When Nick Jonas unveiled the tracklist for Last Year Was Complicated back in March, we learned that he nabbed features from Tove Lo, Big Sean, Ty Dolla $ign, and... Allen Iverson?! Sure enough, the NBA legend’s name made the cut, leaving everyone several weeks to prepare their bodies for the presumed resurrection of Iverson’s (sorry, Jewelz’s) short-lived rap career.
Thankfully, though, his involvement on LYWC doesn’t include spitting bars. It’s ever better: Jonas heavily samples Iverson’s “practice” rant on album closer “Comfortable.”
For those unfamiliar with the infamous tirade, here’s what you need to know: The year was 2002. Iverson was the Philadelphia 76ers’ star player and had been named the league’s MVP that year. Following the 76ers’ loss in the first round of the playoffs, though, head coach Larry Brown criticized Iverson for missing team practices. Iverson responded to the gripe in a press conference, during which he hilariously said the word “practice” 22 times in a span of two minutes.
For Jonas to use a good chunk of Iverson’s 14-year-old rant is confusing, sure, but it feels weirdly appropriate for “Comfortable,” which takes an “everything but the kitchen sink” approach. The verses drip with brooding R&B swagger, but the tempo picks up drastically with a fleet-footed chorus resembling Naughty Boy’s “Runnin’ (Lose It All).” All the while, Jonas is questioning his lover but then repeatedly telling her, “My faith in you is very comfortable for me.”
A shoutout to Jonas’s buddy Jay Z and a short, twinkling piano solo tie it all together, but not before Iverson’s random interjection: “We talking about practice. Not a game, not the game that I go out there and die for and play every game like it’s my last. Not the game, we’re talking about practice, man. I mean, how silly is that? ... I’m not shoving it aside like it don’t mean anything.”

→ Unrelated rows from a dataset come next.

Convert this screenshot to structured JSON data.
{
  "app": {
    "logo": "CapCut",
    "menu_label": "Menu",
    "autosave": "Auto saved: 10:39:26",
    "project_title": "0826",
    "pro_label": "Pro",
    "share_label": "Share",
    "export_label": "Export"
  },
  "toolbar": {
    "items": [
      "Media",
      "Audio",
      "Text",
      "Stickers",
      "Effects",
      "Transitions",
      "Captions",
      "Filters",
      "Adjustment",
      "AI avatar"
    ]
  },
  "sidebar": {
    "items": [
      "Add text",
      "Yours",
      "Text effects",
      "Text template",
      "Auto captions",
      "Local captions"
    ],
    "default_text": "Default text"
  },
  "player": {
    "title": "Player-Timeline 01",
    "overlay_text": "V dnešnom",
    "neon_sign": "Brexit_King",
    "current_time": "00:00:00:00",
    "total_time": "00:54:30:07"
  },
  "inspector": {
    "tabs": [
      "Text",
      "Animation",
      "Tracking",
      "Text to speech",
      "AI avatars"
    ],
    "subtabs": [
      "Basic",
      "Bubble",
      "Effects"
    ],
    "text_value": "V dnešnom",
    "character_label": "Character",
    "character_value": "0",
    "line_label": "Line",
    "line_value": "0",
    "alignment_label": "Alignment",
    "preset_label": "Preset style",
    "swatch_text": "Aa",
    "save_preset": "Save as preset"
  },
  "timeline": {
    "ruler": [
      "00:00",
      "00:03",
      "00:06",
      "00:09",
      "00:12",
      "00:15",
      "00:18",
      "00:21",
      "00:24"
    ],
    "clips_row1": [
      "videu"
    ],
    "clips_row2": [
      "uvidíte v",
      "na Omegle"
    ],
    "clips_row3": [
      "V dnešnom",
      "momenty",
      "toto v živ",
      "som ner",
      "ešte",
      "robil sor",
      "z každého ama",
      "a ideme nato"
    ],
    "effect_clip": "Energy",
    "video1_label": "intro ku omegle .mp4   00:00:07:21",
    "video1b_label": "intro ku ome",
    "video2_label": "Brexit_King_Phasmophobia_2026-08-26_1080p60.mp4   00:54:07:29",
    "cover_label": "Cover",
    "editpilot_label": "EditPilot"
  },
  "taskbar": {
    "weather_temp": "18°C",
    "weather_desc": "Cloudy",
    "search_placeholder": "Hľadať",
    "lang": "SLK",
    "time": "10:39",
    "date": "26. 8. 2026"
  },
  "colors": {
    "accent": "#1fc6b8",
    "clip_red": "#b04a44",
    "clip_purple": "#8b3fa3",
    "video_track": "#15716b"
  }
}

“Comfortable” is a surprisingly upbeat conclusion to LYWC, an album punctuated by confusion and heartache, that seesaws between rage and vulnerability. That also makes the track an important, revealing indicator of Jonas’s current state of mind. Perhaps Iverson implies it best: Love is a game, and Jonas’s failed relationship -- the one he mourns all album long -- was just practice for the real thing.